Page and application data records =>
----
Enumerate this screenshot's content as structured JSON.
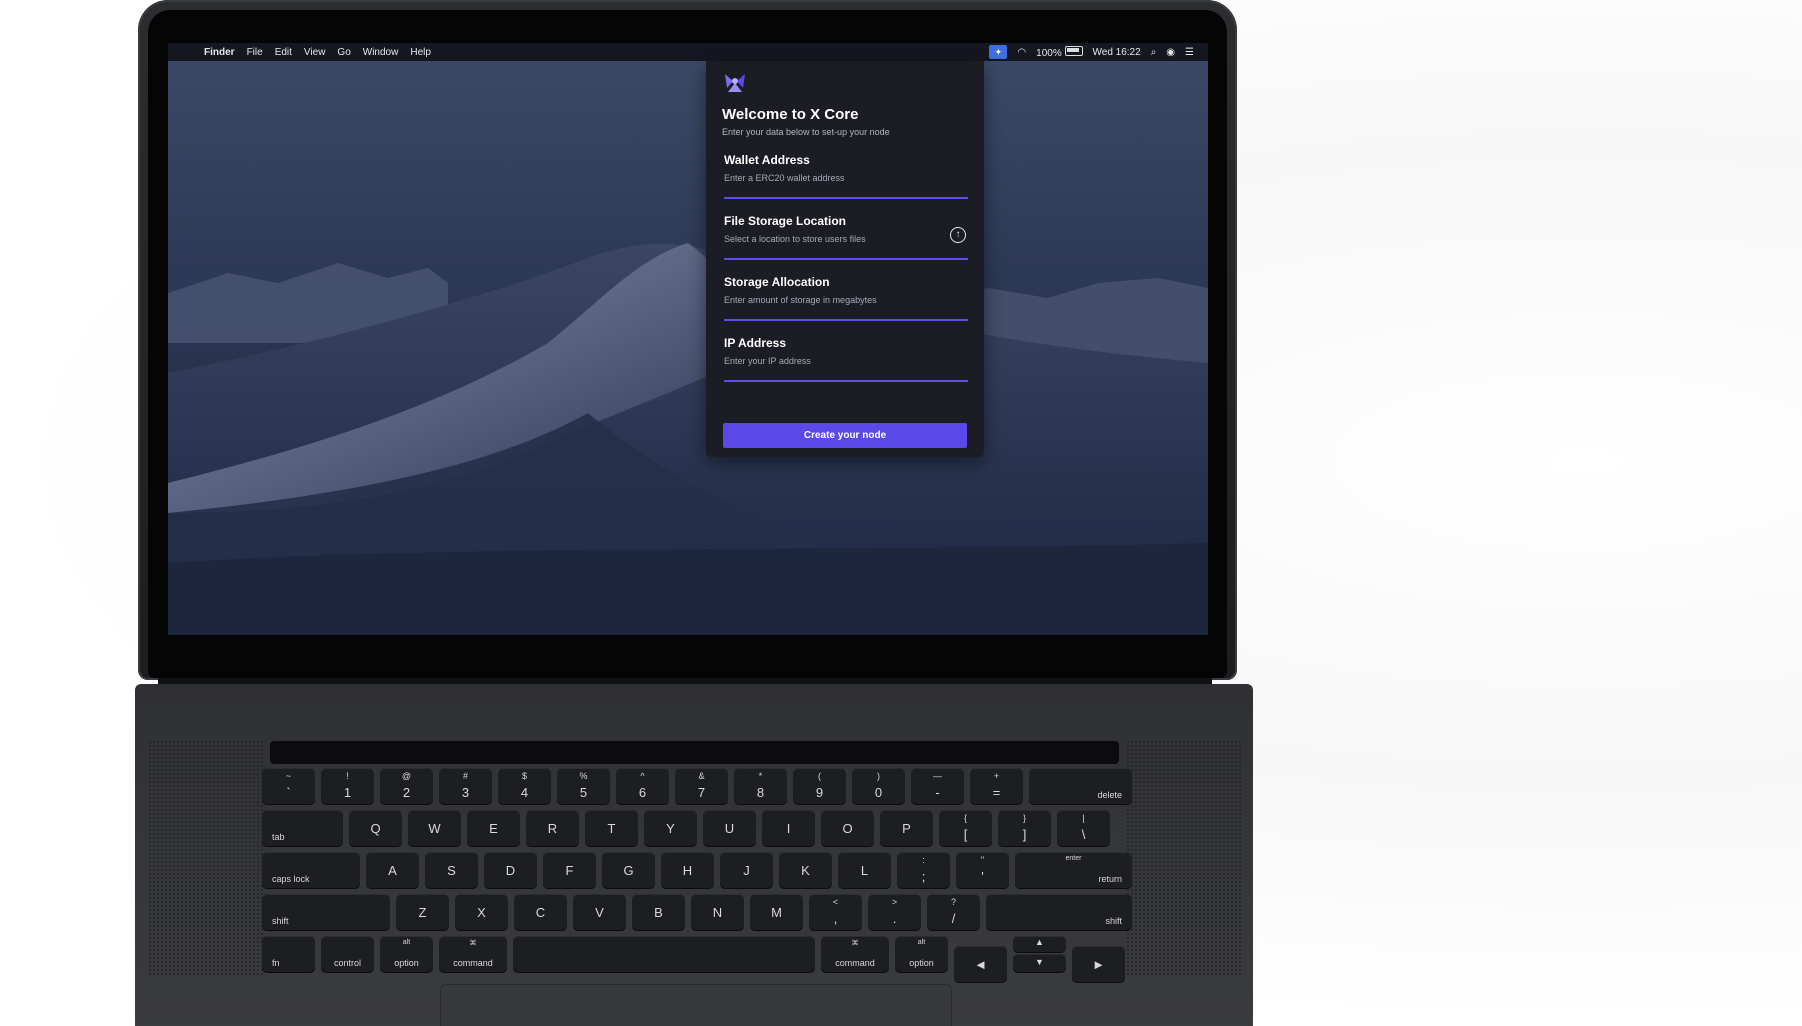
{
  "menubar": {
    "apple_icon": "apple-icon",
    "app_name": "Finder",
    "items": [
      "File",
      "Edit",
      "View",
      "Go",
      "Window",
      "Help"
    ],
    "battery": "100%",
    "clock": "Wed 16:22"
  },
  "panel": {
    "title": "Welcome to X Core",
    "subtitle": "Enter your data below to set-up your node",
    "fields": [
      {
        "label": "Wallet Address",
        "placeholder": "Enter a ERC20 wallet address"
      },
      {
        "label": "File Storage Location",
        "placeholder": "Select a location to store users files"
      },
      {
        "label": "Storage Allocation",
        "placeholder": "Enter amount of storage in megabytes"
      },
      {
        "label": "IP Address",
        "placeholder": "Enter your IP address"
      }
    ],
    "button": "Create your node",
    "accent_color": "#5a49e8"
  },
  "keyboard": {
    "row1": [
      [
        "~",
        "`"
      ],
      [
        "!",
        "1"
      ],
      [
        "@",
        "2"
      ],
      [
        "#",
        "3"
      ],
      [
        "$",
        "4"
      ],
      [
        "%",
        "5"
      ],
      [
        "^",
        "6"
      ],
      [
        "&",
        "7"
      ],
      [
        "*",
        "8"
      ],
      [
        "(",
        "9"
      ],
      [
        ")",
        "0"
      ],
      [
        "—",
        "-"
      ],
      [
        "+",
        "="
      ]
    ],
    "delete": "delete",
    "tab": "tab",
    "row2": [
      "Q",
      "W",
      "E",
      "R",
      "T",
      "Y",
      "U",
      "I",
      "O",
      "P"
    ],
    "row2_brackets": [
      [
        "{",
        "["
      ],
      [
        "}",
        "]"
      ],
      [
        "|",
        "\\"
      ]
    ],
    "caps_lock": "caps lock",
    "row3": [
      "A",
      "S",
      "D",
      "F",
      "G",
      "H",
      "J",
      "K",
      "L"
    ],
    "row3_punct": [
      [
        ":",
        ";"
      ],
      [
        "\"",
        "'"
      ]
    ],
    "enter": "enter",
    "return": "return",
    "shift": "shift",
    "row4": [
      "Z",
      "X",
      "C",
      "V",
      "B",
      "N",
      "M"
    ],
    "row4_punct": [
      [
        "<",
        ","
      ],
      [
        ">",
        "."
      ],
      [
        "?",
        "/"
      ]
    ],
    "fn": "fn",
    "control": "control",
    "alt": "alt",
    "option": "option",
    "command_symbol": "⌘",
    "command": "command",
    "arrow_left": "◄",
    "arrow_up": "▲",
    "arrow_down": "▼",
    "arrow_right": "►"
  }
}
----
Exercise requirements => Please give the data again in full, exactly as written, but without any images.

Output of the exercise =>
Enumerate this screenshot's content as structured JSON.
{
  "menubar": {
    "apple_icon": "apple-icon",
    "app_name": "Finder",
    "items": [
      "File",
      "Edit",
      "View",
      "Go",
      "Window",
      "Help"
    ],
    "battery": "100%",
    "clock": "Wed 16:22"
  },
  "panel": {
    "title": "Welcome to X Core",
    "subtitle": "Enter your data below to set-up your node",
    "fields": [
      {
        "label": "Wallet Address",
        "placeholder": "Enter a ERC20 wallet address"
      },
      {
        "label": "File Storage Location",
        "placeholder": "Select a location to store users files"
      },
      {
        "label": "Storage Allocation",
        "placeholder": "Enter amount of storage in megabytes"
      },
      {
        "label": "IP Address",
        "placeholder": "Enter your IP address"
      }
    ],
    "button": "Create your node",
    "accent_color": "#5a49e8"
  },
  "keyboard": {
    "row1": [
      [
        "~",
        "`"
      ],
      [
        "!",
        "1"
      ],
      [
        "@",
        "2"
      ],
      [
        "#",
        "3"
      ],
      [
        "$",
        "4"
      ],
      [
        "%",
        "5"
      ],
      [
        "^",
        "6"
      ],
      [
        "&",
        "7"
      ],
      [
        "*",
        "8"
      ],
      [
        "(",
        "9"
      ],
      [
        ")",
        "0"
      ],
      [
        "—",
        "-"
      ],
      [
        "+",
        "="
      ]
    ],
    "delete": "delete",
    "tab": "tab",
    "row2": [
      "Q",
      "W",
      "E",
      "R",
      "T",
      "Y",
      "U",
      "I",
      "O",
      "P"
    ],
    "row2_brackets": [
      [
        "{",
        "["
      ],
      [
        "}",
        "]"
      ],
      [
        "|",
        "\\"
      ]
    ],
    "caps_lock": "caps lock",
    "row3": [
      "A",
      "S",
      "D",
      "F",
      "G",
      "H",
      "J",
      "K",
      "L"
    ],
    "row3_punct": [
      [
        ":",
        ";"
      ],
      [
        "\"",
        "'"
      ]
    ],
    "enter": "enter",
    "return": "return",
    "shift": "shift",
    "row4": [
      "Z",
      "X",
      "C",
      "V",
      "B",
      "N",
      "M"
    ],
    "row4_punct": [
      [
        "<",
        ","
      ],
      [
        ">",
        "."
      ],
      [
        "?",
        "/"
      ]
    ],
    "fn": "fn",
    "control": "control",
    "alt": "alt",
    "option": "option",
    "command_symbol": "⌘",
    "command": "command",
    "arrow_left": "◄",
    "arrow_up": "▲",
    "arrow_down": "▼",
    "arrow_right": "►"
  }
}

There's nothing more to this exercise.